◆ **Work instructions**
Return a copy of each line in the listing that includes the word "nick".

◆ **Extracted data**
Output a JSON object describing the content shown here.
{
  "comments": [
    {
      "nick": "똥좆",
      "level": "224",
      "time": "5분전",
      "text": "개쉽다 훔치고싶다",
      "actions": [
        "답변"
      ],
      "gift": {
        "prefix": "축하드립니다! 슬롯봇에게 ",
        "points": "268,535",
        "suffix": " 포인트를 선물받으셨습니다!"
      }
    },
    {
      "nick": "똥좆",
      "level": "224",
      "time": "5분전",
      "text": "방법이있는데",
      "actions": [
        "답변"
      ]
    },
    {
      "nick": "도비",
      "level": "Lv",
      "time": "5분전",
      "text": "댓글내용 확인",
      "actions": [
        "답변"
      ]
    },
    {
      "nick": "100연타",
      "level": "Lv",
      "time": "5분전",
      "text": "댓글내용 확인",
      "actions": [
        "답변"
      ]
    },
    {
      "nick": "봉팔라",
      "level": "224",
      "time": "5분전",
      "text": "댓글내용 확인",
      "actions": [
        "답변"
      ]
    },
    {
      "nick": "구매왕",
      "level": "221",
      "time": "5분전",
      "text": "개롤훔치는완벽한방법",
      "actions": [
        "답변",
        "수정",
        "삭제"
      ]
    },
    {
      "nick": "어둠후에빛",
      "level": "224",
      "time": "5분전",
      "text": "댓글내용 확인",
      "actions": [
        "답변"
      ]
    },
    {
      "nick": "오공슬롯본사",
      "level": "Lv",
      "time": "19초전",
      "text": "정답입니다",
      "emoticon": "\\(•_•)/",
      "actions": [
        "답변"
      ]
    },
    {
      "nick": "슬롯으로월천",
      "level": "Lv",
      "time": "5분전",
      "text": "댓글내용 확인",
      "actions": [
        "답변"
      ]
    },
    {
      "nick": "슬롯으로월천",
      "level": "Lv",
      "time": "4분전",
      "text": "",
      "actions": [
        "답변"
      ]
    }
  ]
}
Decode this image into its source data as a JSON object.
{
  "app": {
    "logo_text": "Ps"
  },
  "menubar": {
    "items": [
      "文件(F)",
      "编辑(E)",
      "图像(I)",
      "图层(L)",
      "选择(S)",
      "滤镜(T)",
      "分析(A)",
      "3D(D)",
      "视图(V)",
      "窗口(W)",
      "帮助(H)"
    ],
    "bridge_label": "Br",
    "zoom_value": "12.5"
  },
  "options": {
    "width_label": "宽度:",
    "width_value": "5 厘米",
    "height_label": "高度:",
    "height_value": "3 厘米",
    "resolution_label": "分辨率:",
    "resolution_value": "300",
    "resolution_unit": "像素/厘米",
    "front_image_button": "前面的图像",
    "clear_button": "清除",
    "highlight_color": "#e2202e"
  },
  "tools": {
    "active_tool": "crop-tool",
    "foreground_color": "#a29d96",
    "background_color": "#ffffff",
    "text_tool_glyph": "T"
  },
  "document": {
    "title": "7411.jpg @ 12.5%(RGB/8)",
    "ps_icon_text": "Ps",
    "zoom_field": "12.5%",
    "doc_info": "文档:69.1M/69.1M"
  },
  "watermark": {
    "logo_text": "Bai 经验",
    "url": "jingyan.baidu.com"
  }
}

◆ **Exercise result**
      "nick": "똥좆",
      "nick": "똥좆",
      "nick": "도비",
      "nick": "100연타",
      "nick": "봉팔라",
      "nick": "구매왕",
      "nick": "어둠후에빛",
      "nick": "오공슬롯본사",
      "nick": "슬롯으로월천",
      "nick": "슬롯으로월천",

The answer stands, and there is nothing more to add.